Mona Delitsky of California Specialty Engineering in Flintridge, and Kevin Baines of the University of Wisconsin-Madison, who presented their theory at a recent planetary conference in Denver, Colorado, said they are “pretty certain" of what’s happening in those planets.
Essentially, the hypothesis goes, lightning in the upper atmospheres of Jupiter and Saturn separates carbon atoms from molecules of methane, which then stick to each other, forming particles of carbon soot.
Those bits drifts down through more dense layers of hydrogen gas and liquids, getting exposed to higher pressures and temperatures as it gets closer to the planets' rocky cores.
But diamonds aren't forever on Saturn and Jupiter. The combination of high temperature and pressure compresses the soot into graphite, then into diamonds, which then melt into diamond raindrops as soon as they reach 8,000 degrees Celsius.

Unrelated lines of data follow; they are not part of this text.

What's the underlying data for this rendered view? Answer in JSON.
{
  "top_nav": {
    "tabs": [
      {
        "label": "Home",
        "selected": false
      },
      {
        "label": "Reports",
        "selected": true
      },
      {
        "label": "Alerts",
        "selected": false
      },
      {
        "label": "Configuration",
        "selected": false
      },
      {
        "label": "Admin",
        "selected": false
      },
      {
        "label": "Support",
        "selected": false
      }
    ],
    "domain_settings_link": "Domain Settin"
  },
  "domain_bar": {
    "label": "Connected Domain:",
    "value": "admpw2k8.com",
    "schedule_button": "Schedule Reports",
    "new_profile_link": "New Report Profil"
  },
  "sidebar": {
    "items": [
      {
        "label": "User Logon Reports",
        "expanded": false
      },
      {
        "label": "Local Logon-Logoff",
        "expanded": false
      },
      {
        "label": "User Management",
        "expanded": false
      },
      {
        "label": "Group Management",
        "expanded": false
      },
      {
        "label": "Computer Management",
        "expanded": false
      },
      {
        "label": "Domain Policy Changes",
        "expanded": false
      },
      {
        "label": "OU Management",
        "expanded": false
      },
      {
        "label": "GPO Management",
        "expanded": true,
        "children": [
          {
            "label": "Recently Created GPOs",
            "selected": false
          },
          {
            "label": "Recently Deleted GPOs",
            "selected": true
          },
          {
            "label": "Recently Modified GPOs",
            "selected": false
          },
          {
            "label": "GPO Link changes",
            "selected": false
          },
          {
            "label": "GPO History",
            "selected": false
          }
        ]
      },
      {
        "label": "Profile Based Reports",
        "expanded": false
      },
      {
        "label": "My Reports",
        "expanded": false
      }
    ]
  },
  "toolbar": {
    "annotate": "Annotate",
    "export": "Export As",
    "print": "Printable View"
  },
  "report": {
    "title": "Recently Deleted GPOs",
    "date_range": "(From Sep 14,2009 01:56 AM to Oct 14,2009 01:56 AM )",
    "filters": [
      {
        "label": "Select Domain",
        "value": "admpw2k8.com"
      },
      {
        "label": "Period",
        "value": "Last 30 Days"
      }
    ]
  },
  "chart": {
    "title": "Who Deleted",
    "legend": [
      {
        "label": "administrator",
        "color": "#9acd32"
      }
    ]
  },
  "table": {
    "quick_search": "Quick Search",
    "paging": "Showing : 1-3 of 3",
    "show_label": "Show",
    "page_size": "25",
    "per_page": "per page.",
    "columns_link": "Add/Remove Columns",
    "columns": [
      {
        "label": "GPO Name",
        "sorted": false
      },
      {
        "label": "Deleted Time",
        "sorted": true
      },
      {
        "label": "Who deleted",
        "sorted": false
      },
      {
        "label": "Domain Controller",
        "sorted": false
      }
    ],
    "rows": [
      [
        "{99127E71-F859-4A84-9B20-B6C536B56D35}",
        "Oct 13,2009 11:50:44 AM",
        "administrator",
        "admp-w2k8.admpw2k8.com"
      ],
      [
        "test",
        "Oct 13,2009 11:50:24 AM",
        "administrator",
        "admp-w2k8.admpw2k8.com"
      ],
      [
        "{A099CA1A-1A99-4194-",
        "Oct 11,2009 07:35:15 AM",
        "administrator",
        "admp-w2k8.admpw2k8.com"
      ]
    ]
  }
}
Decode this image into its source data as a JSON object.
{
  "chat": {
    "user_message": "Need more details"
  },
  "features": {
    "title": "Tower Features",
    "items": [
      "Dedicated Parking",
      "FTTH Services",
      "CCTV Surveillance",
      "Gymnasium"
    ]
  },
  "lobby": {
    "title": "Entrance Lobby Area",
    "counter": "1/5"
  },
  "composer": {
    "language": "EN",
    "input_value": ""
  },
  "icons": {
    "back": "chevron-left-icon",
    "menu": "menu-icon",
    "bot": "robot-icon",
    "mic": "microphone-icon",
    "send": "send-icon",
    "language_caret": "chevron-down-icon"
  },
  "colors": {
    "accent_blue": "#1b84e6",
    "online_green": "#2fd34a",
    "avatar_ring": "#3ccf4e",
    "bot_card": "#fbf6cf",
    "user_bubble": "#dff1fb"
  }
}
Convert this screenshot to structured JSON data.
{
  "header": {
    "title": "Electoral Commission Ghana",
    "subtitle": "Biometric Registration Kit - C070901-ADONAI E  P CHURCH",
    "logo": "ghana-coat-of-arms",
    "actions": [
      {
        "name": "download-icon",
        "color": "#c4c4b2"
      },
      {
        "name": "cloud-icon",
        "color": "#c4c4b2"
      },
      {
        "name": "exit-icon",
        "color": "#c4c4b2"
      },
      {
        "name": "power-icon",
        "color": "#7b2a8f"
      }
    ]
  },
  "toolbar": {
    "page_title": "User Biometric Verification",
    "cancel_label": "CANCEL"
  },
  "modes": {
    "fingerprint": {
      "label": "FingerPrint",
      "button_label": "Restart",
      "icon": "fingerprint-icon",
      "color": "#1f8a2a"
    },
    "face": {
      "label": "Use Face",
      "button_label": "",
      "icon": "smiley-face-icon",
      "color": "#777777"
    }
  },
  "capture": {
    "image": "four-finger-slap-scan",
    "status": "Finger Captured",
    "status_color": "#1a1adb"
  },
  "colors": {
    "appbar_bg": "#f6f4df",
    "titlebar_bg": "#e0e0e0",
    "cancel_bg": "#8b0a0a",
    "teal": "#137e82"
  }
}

"If you had a robot there, it would sit there and collect diamonds raining down," Baines was quoted as saying. Once they fall into the core, however, they melt and form an ocean of liquid diamond, Baines explained.
Researches had previously linked diamond cores to Uranus and Neptune but this is the first time their two neighbours have been thought to have the same.
“This kind of study shows that we are still far from understanding the composition and structure of Jupiter and Saturn, two planets which are respectively about 300 and 100 times the mass of our Earth and were crucial players when the whole Solar System formed,” Tristan Guillot, planetary researcher at the Observatoire de la Cote d’Azur in France, told CNN.
Image from Wikimedia Commons.